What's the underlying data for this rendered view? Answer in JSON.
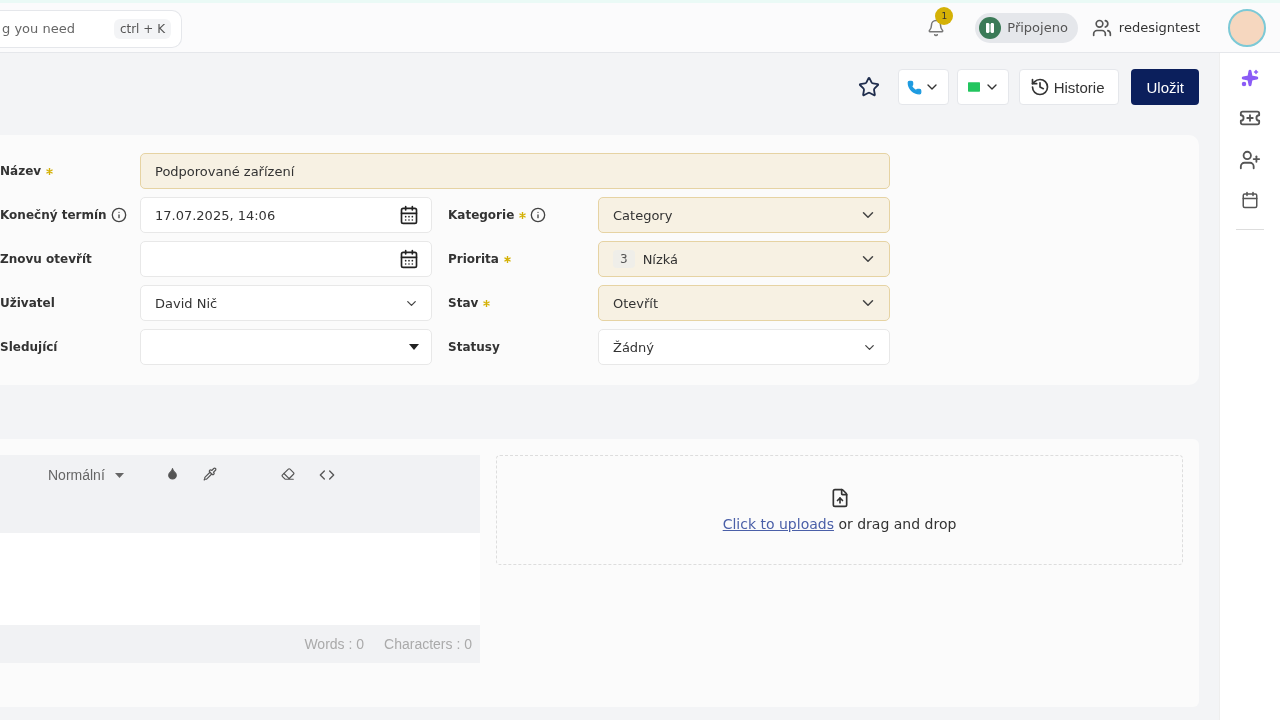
{
  "header": {
    "search": {
      "placeholder": "g you need",
      "shortcut": "ctrl + K"
    },
    "notifications": {
      "count": "1"
    },
    "connection": {
      "label": "Připojeno",
      "paused": true
    },
    "user": {
      "name": "redesigntest"
    }
  },
  "actions": {
    "favorite": false,
    "history": "Historie",
    "save": "Uložit"
  },
  "form": {
    "left": [
      {
        "label": "Název",
        "required": true,
        "info": false,
        "kind": "text",
        "value": "Podporované zařízení",
        "highlighted": true,
        "wide": true
      },
      {
        "label": "Konečný termín",
        "required": false,
        "info": true,
        "kind": "date",
        "value": "17.07.2025, 14:06",
        "highlighted": false
      },
      {
        "label": "Znovu otevřít",
        "required": false,
        "info": false,
        "kind": "date",
        "highlighted": false
      },
      {
        "label": "Uživatel",
        "required": false,
        "info": false,
        "kind": "select",
        "value": "David Nič",
        "highlighted": false
      },
      {
        "label": "Sledující",
        "required": false,
        "info": false,
        "kind": "multiselect",
        "highlighted": false
      }
    ],
    "right": [
      {
        "label": "Kategorie",
        "required": true,
        "info": true,
        "kind": "select",
        "value": "Category",
        "highlighted": true
      },
      {
        "label": "Priorita",
        "required": true,
        "info": false,
        "kind": "priority",
        "badge": "3",
        "value": "Nízká",
        "highlighted": true
      },
      {
        "label": "Stav",
        "required": true,
        "info": false,
        "kind": "select",
        "value": "Otevřít",
        "highlighted": true
      },
      {
        "label": "Statusy",
        "required": false,
        "info": false,
        "kind": "select",
        "value": "Žádný",
        "highlighted": false
      }
    ]
  },
  "editor": {
    "format": "Normální",
    "words": "Words : 0",
    "characters": "Characters : 0"
  },
  "upload": {
    "link": "Click to uploads",
    "text": "or drag and drop"
  }
}
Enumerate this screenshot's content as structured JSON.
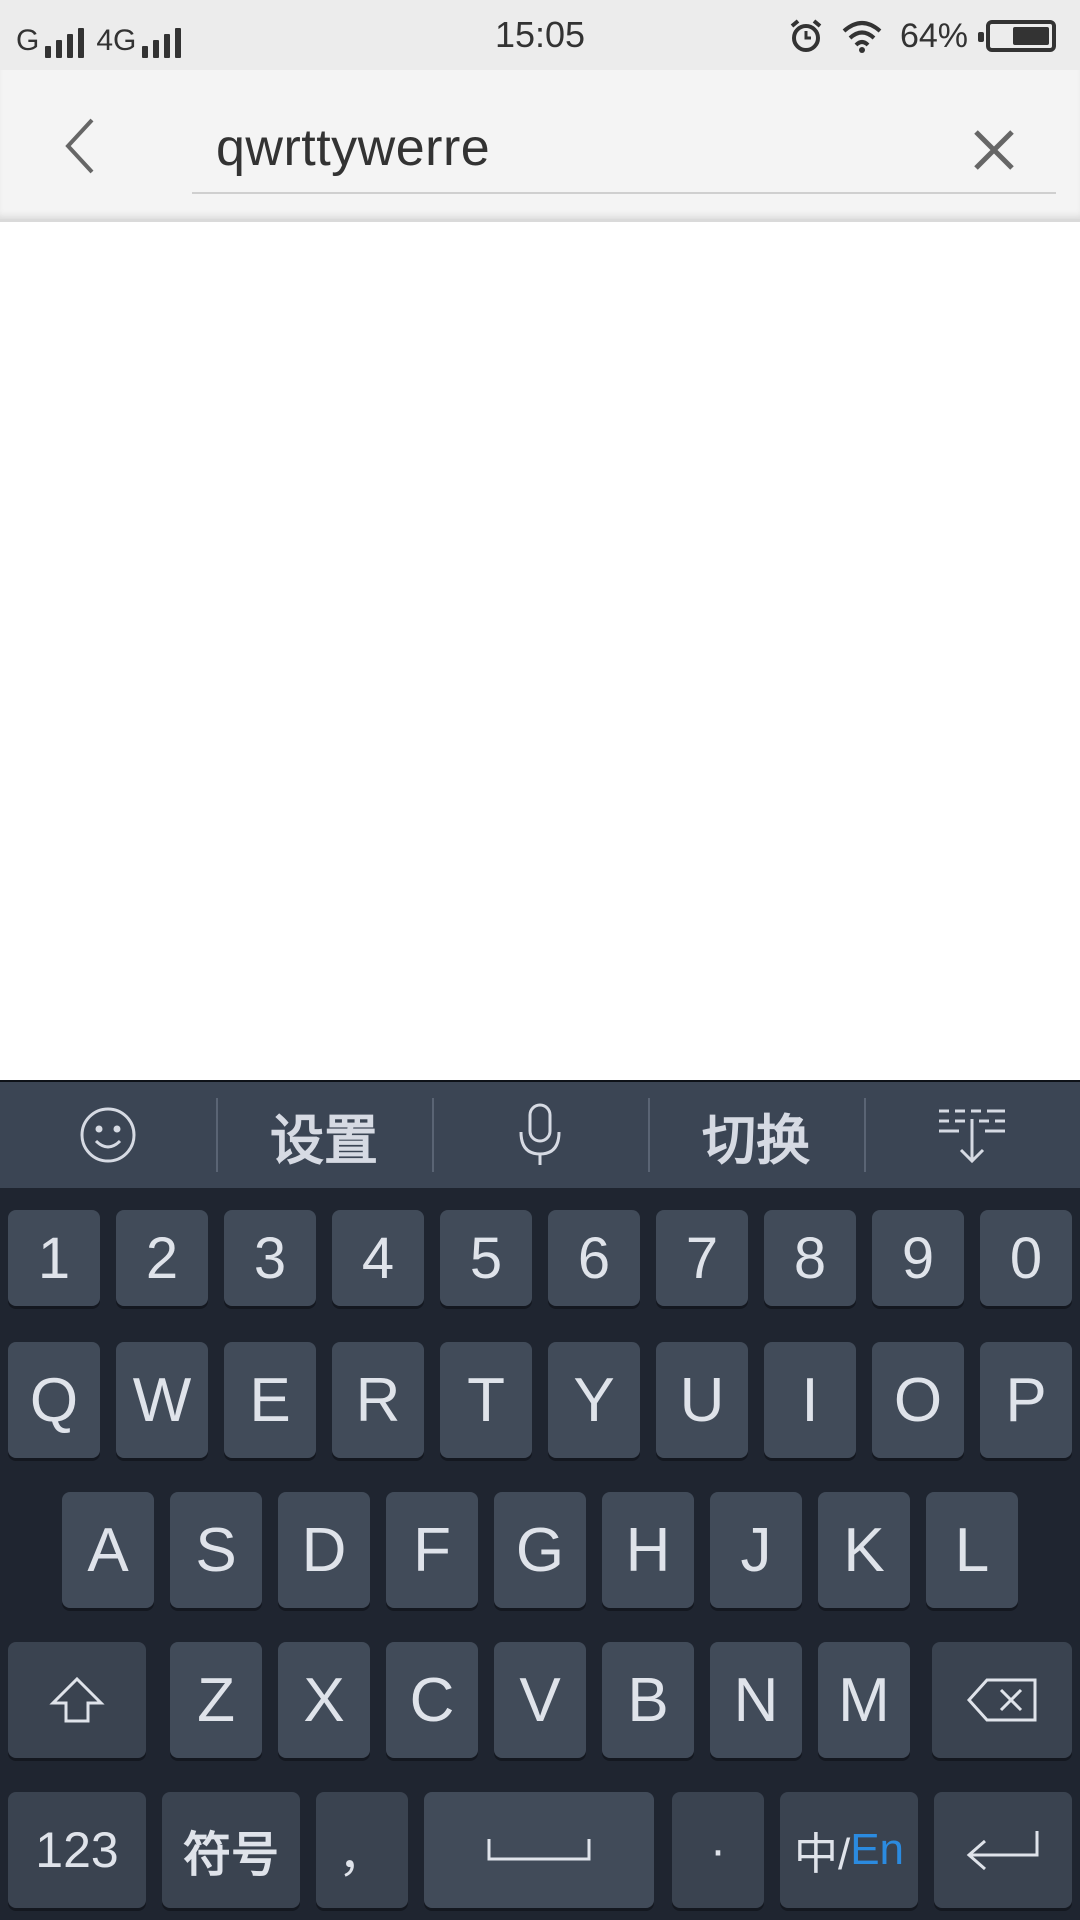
{
  "status_bar": {
    "carrier": "G",
    "network": "4G",
    "time": "15:05",
    "battery": "64%",
    "battery_level": 0.64,
    "icons": [
      "alarm-icon",
      "wifi-icon",
      "battery-icon",
      "signal-icon"
    ]
  },
  "search": {
    "query": "qwrttywerre",
    "back_icon": "chevron-left-icon",
    "clear_icon": "close-icon"
  },
  "keyboard": {
    "toolbar": {
      "emoji_icon": "smiley-icon",
      "settings_label": "设置",
      "mic_icon": "microphone-icon",
      "switch_label": "切换",
      "hide_icon": "keyboard-hide-icon"
    },
    "number_row": [
      "1",
      "2",
      "3",
      "4",
      "5",
      "6",
      "7",
      "8",
      "9",
      "0"
    ],
    "row1": [
      "Q",
      "W",
      "E",
      "R",
      "T",
      "Y",
      "U",
      "I",
      "O",
      "P"
    ],
    "row2": [
      "A",
      "S",
      "D",
      "F",
      "G",
      "H",
      "J",
      "K",
      "L"
    ],
    "row3": [
      "Z",
      "X",
      "C",
      "V",
      "B",
      "N",
      "M"
    ],
    "bottom": {
      "num_label": "123",
      "symbol_label": "符号",
      "comma_label": "，",
      "period_label": "·",
      "lang_zh": "中/",
      "lang_en": "En"
    },
    "colors": {
      "background": "#1f2530",
      "key": "#414b59",
      "toolbar": "#3b4554",
      "accent": "#2b8be0"
    }
  }
}
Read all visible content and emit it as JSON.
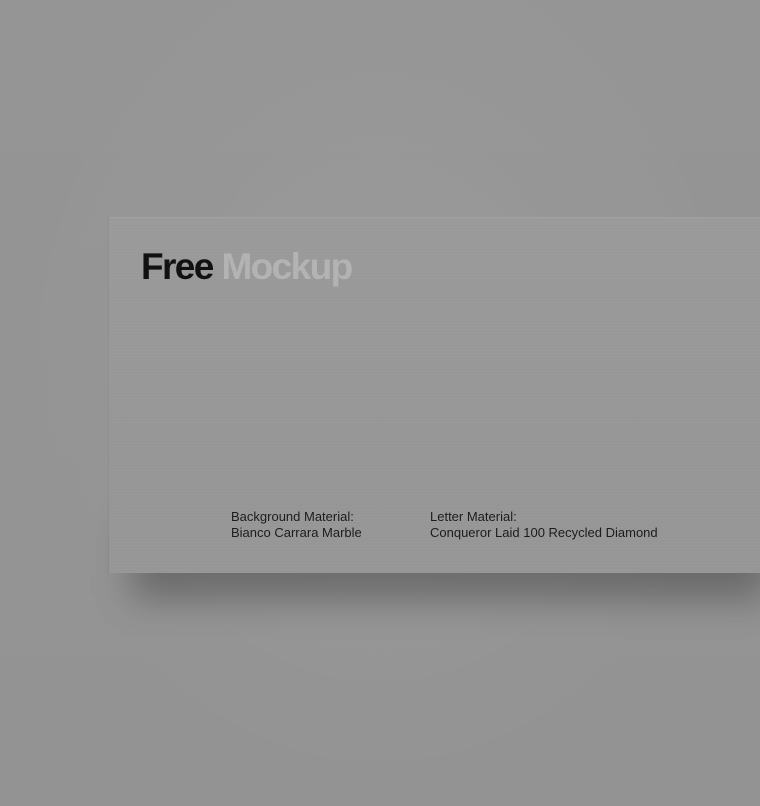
{
  "mockup": {
    "title_primary": "Free",
    "title_secondary": "Mockup",
    "background_material": {
      "label": "Background Material:",
      "value": "Bianco Carrara Marble"
    },
    "letter_material": {
      "label": "Letter Material:",
      "value": "Conqueror Laid 100 Recycled Diamond"
    }
  },
  "colors": {
    "background": "#949494",
    "card": "#989898",
    "title_primary": "#111111",
    "title_secondary": "#b3b3b3",
    "body_text": "#1c1c1c"
  }
}
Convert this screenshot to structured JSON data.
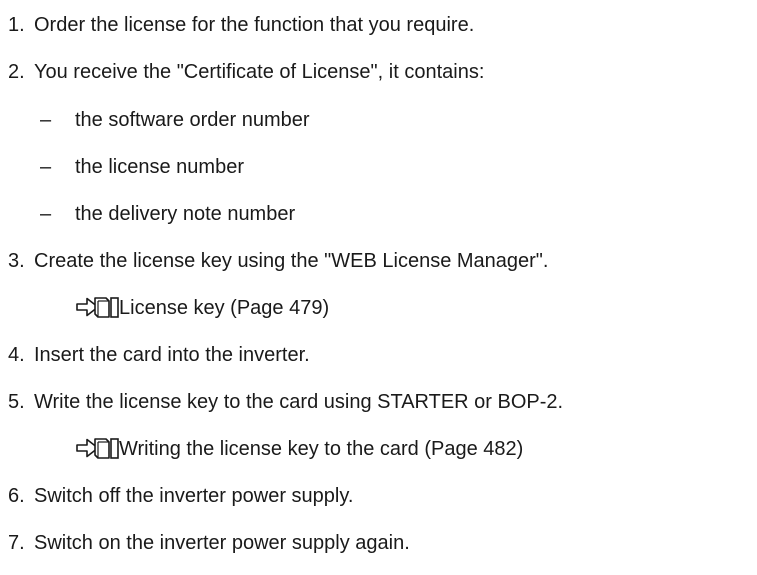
{
  "steps": [
    {
      "number": "1.",
      "text": "Order the license for the function that you require."
    },
    {
      "number": "2.",
      "text": "You receive the \"Certificate of License\", it contains:"
    },
    {
      "number": "3.",
      "text": "Create the license key using the \"WEB License Manager\"."
    },
    {
      "number": "4.",
      "text": "Insert the card into the inverter."
    },
    {
      "number": "5.",
      "text": "Write the license key to the card using STARTER or BOP-2."
    },
    {
      "number": "6.",
      "text": "Switch off the inverter power supply."
    },
    {
      "number": "7.",
      "text": "Switch on the inverter power supply again."
    }
  ],
  "sub_items": [
    {
      "bullet": "–",
      "text": "the software order number"
    },
    {
      "bullet": "–",
      "text": "the license number"
    },
    {
      "bullet": "–",
      "text": "the delivery note number"
    }
  ],
  "links": [
    {
      "icon": "cross-reference-icon",
      "text": "License key (Page 479)"
    },
    {
      "icon": "cross-reference-icon",
      "text": "Writing the license key to the card (Page 482)"
    }
  ]
}
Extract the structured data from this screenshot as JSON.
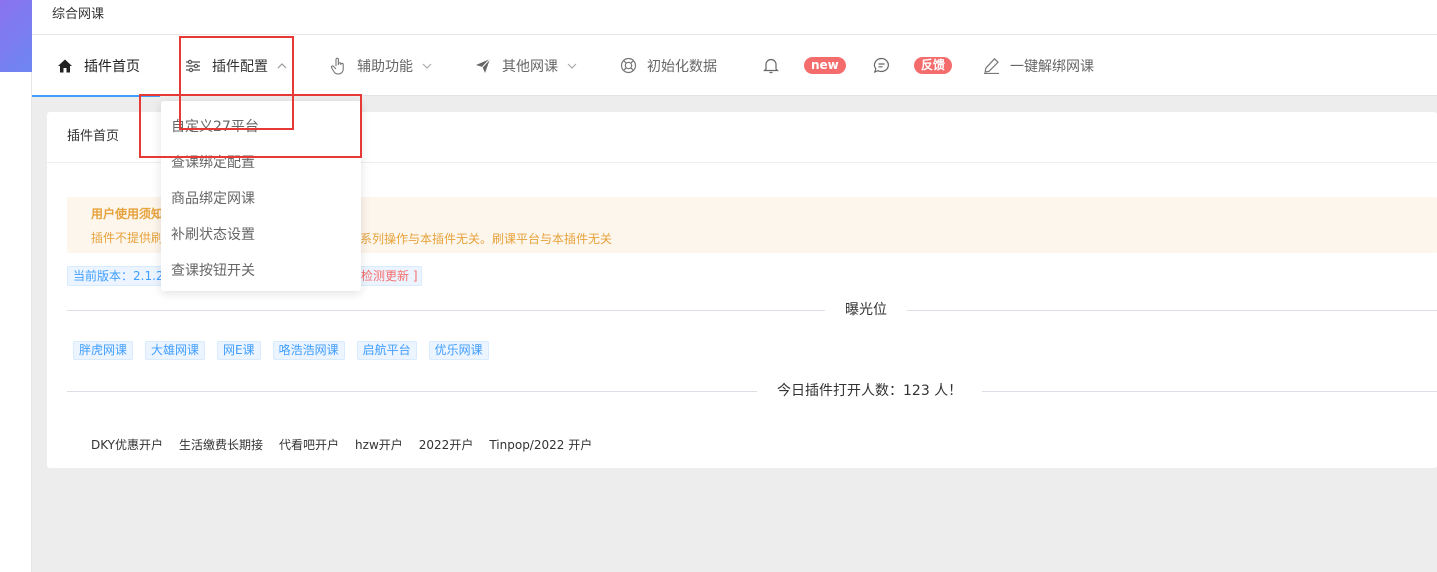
{
  "app": {
    "title": "综合网课"
  },
  "nav": {
    "home": "插件首页",
    "config": "插件配置",
    "assist": "辅助功能",
    "other": "其他网课",
    "init": "初始化数据",
    "bell_badge": "new",
    "feedback_badge": "反馈",
    "unbind": "一键解绑网课"
  },
  "dropdown": {
    "items": [
      "自定义27平台",
      "查课绑定配置",
      "商品绑定网课",
      "补刷状态设置",
      "查课按钮开关"
    ]
  },
  "card": {
    "tab": "插件首页",
    "notice_title": "用户使用须知",
    "notice_text": "插件不提供刷",
    "notice_tail": "系列操作与本插件无关。刷课平台与本插件无关",
    "version": "当前版本：2.1.2",
    "check_update": "检测更新 ]",
    "exposure_label": "曝光位",
    "tags": [
      "胖虎网课",
      "大雄网课",
      "网E课",
      "咯浩浩网课",
      "启航平台",
      "优乐网课"
    ],
    "today_label": "今日插件打开人数：123 人！",
    "links": [
      "DKY优惠开户",
      "生活缴费长期接",
      "代看吧开户",
      "hzw开户",
      "2022开户",
      "Tinpop/2022 开户"
    ]
  },
  "colors": {
    "accent": "#409eff",
    "danger": "#f56c6c",
    "warning": "#e6a23c",
    "highlight": "#e53935"
  },
  "icons": [
    "home-icon",
    "sliders-icon",
    "hand-pointer-icon",
    "paper-plane-icon",
    "lifebuoy-icon",
    "bell-icon",
    "chat-icon",
    "pen-icon",
    "chevron-down-icon",
    "chevron-up-icon"
  ]
}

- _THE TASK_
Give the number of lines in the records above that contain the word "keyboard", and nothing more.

- _TASK RESULT_
2